Charles Duhigg, author of the power of habit, writes:
“Habits aren’t destiny — they can be ignored, changed or replaced. But it’s also true that once the loop is established and a habit emerges, your brain stops fully participating in decision-making. So unless you deliberately ﬁght a habit — unless you ﬁnd new cues and rewards — the old pattern will unfold automatically.”
Much of what we do good on the pitch comes from the fact that we have developed healthy footballing habits over time. Remember practice does not make perfect , practice makes permenant.
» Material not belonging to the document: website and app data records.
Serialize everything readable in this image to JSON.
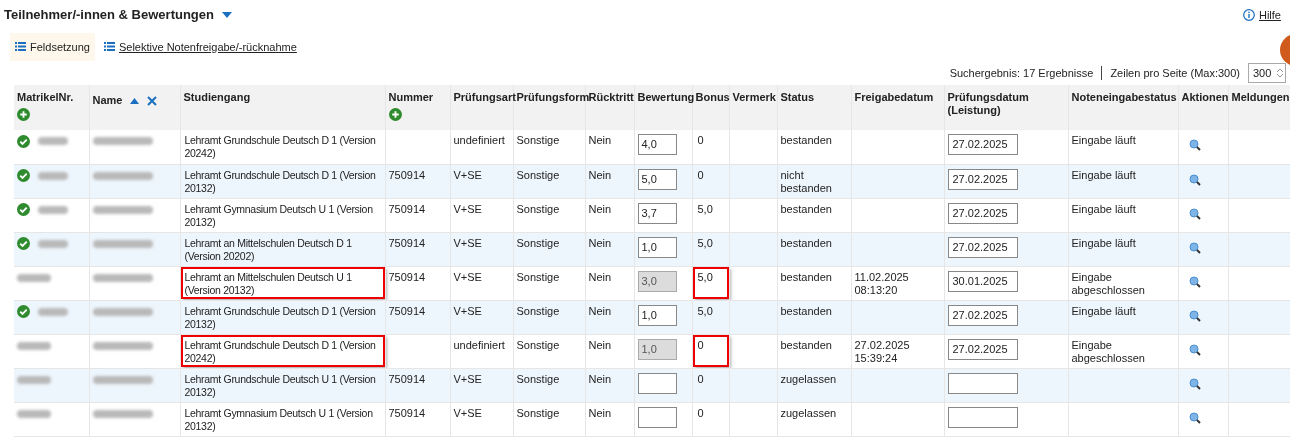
{
  "title": "Teilnehmer/-innen & Bewertungen",
  "help": "Hilfe",
  "toolbar": [
    {
      "label": "Feldsetzung",
      "selected": true
    },
    {
      "label": "Selektive Notenfreigabe/-rücknahme",
      "selected": false
    }
  ],
  "search_result": "Suchergebnis: 17 Ergebnisse",
  "rows_per_page_label": "Zeilen pro Seite (Max:300)",
  "rows_per_page": "300",
  "columns": [
    {
      "label": "MatrikelNr.",
      "kind": "add"
    },
    {
      "label": "Name",
      "kind": "sort"
    },
    {
      "label": "Studiengang",
      "kind": "plain"
    },
    {
      "label": "Nummer",
      "kind": "add"
    },
    {
      "label": "Prüfungsart",
      "kind": "plain"
    },
    {
      "label": "Prüfungsform",
      "kind": "plain"
    },
    {
      "label": "Rücktritt",
      "kind": "plain"
    },
    {
      "label": "Bewertung",
      "kind": "plain"
    },
    {
      "label": "Bonus",
      "kind": "plain"
    },
    {
      "label": "Vermerk",
      "kind": "plain"
    },
    {
      "label": "Status",
      "kind": "plain"
    },
    {
      "label": "Freigabedatum",
      "kind": "plain"
    },
    {
      "label": "Prüfungsdatum (Leistung)",
      "kind": "plain"
    },
    {
      "label": "Noteneingabestatus",
      "kind": "plain"
    },
    {
      "label": "Aktionen",
      "kind": "plain"
    },
    {
      "label": "Meldungen",
      "kind": "plain"
    }
  ],
  "rows": [
    {
      "verified": true,
      "course": "Lehramt Grundschule Deutsch D 1 (Version 20242)",
      "course_highlighted": false,
      "number": "",
      "exam_type": "undefiniert",
      "exam_form": "Sonstige",
      "withdrawal": "Nein",
      "grade": "4,0",
      "grade_locked": false,
      "bonus": "0",
      "bonus_highlighted": false,
      "status": "bestanden",
      "release_date": "",
      "exam_date": "27.02.2025",
      "entry_status": "Eingabe läuft"
    },
    {
      "verified": true,
      "course": "Lehramt Grundschule Deutsch D 1 (Version 20132)",
      "course_highlighted": false,
      "number": "750914",
      "exam_type": "V+SE",
      "exam_form": "Sonstige",
      "withdrawal": "Nein",
      "grade": "5,0",
      "grade_locked": false,
      "bonus": "0",
      "bonus_highlighted": false,
      "status": "nicht bestanden",
      "release_date": "",
      "exam_date": "27.02.2025",
      "entry_status": "Eingabe läuft"
    },
    {
      "verified": true,
      "course": "Lehramt Gymnasium Deutsch U 1 (Version 20132)",
      "course_highlighted": false,
      "number": "750914",
      "exam_type": "V+SE",
      "exam_form": "Sonstige",
      "withdrawal": "Nein",
      "grade": "3,7",
      "grade_locked": false,
      "bonus": "5,0",
      "bonus_highlighted": false,
      "status": "bestanden",
      "release_date": "",
      "exam_date": "27.02.2025",
      "entry_status": "Eingabe läuft"
    },
    {
      "verified": true,
      "course": "Lehramt an Mittelschulen Deutsch D 1 (Version 20202)",
      "course_highlighted": false,
      "number": "750914",
      "exam_type": "V+SE",
      "exam_form": "Sonstige",
      "withdrawal": "Nein",
      "grade": "1,0",
      "grade_locked": false,
      "bonus": "5,0",
      "bonus_highlighted": false,
      "status": "bestanden",
      "release_date": "",
      "exam_date": "27.02.2025",
      "entry_status": "Eingabe läuft"
    },
    {
      "verified": false,
      "course": "Lehramt an Mittelschulen Deutsch U 1 (Version 20132)",
      "course_highlighted": true,
      "number": "750914",
      "exam_type": "V+SE",
      "exam_form": "Sonstige",
      "withdrawal": "Nein",
      "grade": "3,0",
      "grade_locked": true,
      "bonus": "5,0",
      "bonus_highlighted": true,
      "status": "bestanden",
      "release_date": "11.02.2025 08:13:20",
      "exam_date": "30.01.2025",
      "entry_status": "Eingabe abgeschlossen"
    },
    {
      "verified": true,
      "course": "Lehramt Grundschule Deutsch D 1 (Version 20132)",
      "course_highlighted": false,
      "number": "750914",
      "exam_type": "V+SE",
      "exam_form": "Sonstige",
      "withdrawal": "Nein",
      "grade": "1,0",
      "grade_locked": false,
      "bonus": "5,0",
      "bonus_highlighted": false,
      "status": "bestanden",
      "release_date": "",
      "exam_date": "27.02.2025",
      "entry_status": "Eingabe läuft"
    },
    {
      "verified": false,
      "course": "Lehramt Grundschule Deutsch D 1 (Version 20242)",
      "course_highlighted": true,
      "number": "",
      "exam_type": "undefiniert",
      "exam_form": "Sonstige",
      "withdrawal": "Nein",
      "grade": "1,0",
      "grade_locked": true,
      "bonus": "0",
      "bonus_highlighted": true,
      "status": "bestanden",
      "release_date": "27.02.2025 15:39:24",
      "exam_date": "27.02.2025",
      "entry_status": "Eingabe abgeschlossen"
    },
    {
      "verified": false,
      "course": "Lehramt Grundschule Deutsch U 1 (Version 20132)",
      "course_highlighted": false,
      "number": "750914",
      "exam_type": "V+SE",
      "exam_form": "Sonstige",
      "withdrawal": "Nein",
      "grade": "",
      "grade_locked": false,
      "bonus": "0",
      "bonus_highlighted": false,
      "status": "zugelassen",
      "release_date": "",
      "exam_date": "",
      "entry_status": ""
    },
    {
      "verified": false,
      "course": "Lehramt Gymnasium Deutsch U 1 (Version 20132)",
      "course_highlighted": false,
      "number": "750914",
      "exam_type": "V+SE",
      "exam_form": "Sonstige",
      "withdrawal": "Nein",
      "grade": "",
      "grade_locked": false,
      "bonus": "0",
      "bonus_highlighted": false,
      "status": "zugelassen",
      "release_date": "",
      "exam_date": "",
      "entry_status": ""
    }
  ]
}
Many of these movements , techniques, skills are automatic((in neuroscience, this is called “long-term potentiation) as the brain constantly strives for more efficiency, quickly transforming as many tasks and behaviours as possible into habits so that we can do them without thinking, thus freeing up more brainpower to take on new challenges.
Unfortunately the same can be said for your bad footballing habits.
For a habit to change and stay changed, the player must believe that change is possible.
What are your good footballing habits?
What are your bad footballing habits ?